(Beginning of Entries supplied)

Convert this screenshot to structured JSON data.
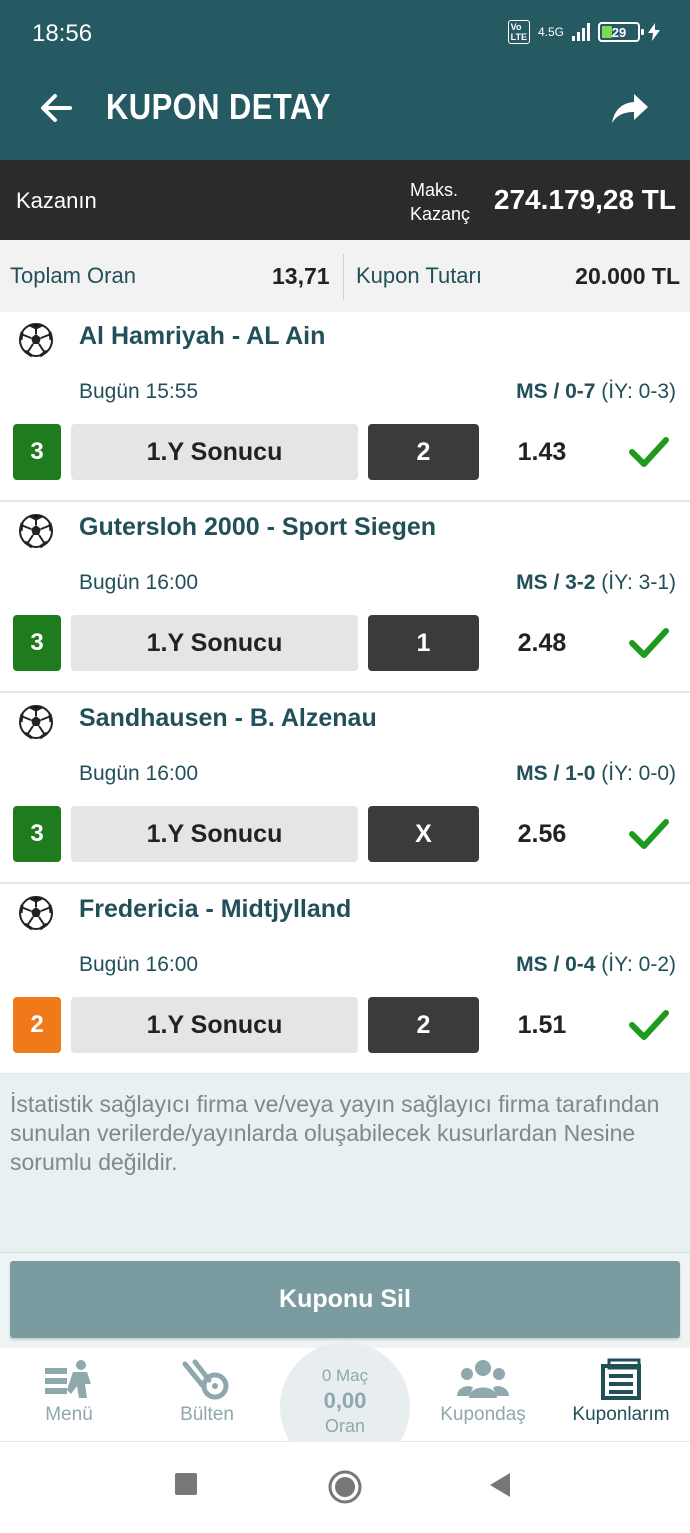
{
  "status": {
    "time": "18:56",
    "network": "4.5G",
    "volte": "Vo LTE",
    "battery": "29"
  },
  "appbar": {
    "title": "KUPON DETAY",
    "back_icon": "arrow-left-icon",
    "share_icon": "share-icon"
  },
  "win": {
    "label": "Kazanın",
    "max_line1": "Maks.",
    "max_line2": "Kazanç",
    "amount": "274.179,28 TL"
  },
  "summary": {
    "total_odds_label": "Toplam Oran",
    "total_odds": "13,71",
    "stake_label": "Kupon Tutarı",
    "stake": "20.000 TL"
  },
  "matches": [
    {
      "name": "Al Hamriyah - AL Ain",
      "date": "Bugün 15:55",
      "score_bold": "MS / 0-7",
      "score_ht": " (İY: 0-3)",
      "mbs": "3",
      "mbs_color": "#1e7b1e",
      "market": "1.Y Sonucu",
      "pick": "2",
      "odd": "1.43"
    },
    {
      "name": "Gutersloh 2000 - Sport Siegen",
      "date": "Bugün 16:00",
      "score_bold": "MS / 3-2",
      "score_ht": " (İY: 3-1)",
      "mbs": "3",
      "mbs_color": "#1e7b1e",
      "market": "1.Y Sonucu",
      "pick": "1",
      "odd": "2.48"
    },
    {
      "name": "Sandhausen - B. Alzenau",
      "date": "Bugün 16:00",
      "score_bold": "MS / 1-0",
      "score_ht": " (İY: 0-0)",
      "mbs": "3",
      "mbs_color": "#1e7b1e",
      "market": "1.Y Sonucu",
      "pick": "X",
      "odd": "2.56"
    },
    {
      "name": "Fredericia - Midtjylland",
      "date": "Bugün 16:00",
      "score_bold": "MS / 0-4",
      "score_ht": " (İY: 0-2)",
      "mbs": "2",
      "mbs_color": "#f07a1a",
      "market": "1.Y Sonucu",
      "pick": "2",
      "odd": "1.51"
    }
  ],
  "disclaimer": "İstatistik sağlayıcı firma ve/veya yayın sağlayıcı firma tarafından sunulan verilerde/yayınlarda oluşabilecek kusurlardan Nesine sorumlu değildir.",
  "delete_button": "Kuponu Sil",
  "tabs": {
    "menu": "Menü",
    "bulletin": "Bülten",
    "center_matches": "0 Maç",
    "center_value": "0,00",
    "center_odds": "Oran",
    "kupondas": "Kupondaş",
    "kuponlarim": "Kuponlarım"
  },
  "colors": {
    "header": "#255a62",
    "winbar": "#2b2b2b",
    "success": "#1e9a1e",
    "accent_text": "#22505a"
  }
}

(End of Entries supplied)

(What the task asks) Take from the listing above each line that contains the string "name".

(Written solution)
      "name": "Al Hamriyah - AL Ain",
      "name": "Gutersloh 2000 - Sport Siegen",
      "name": "Sandhausen - B. Alzenau",
      "name": "Fredericia - Midtjylland",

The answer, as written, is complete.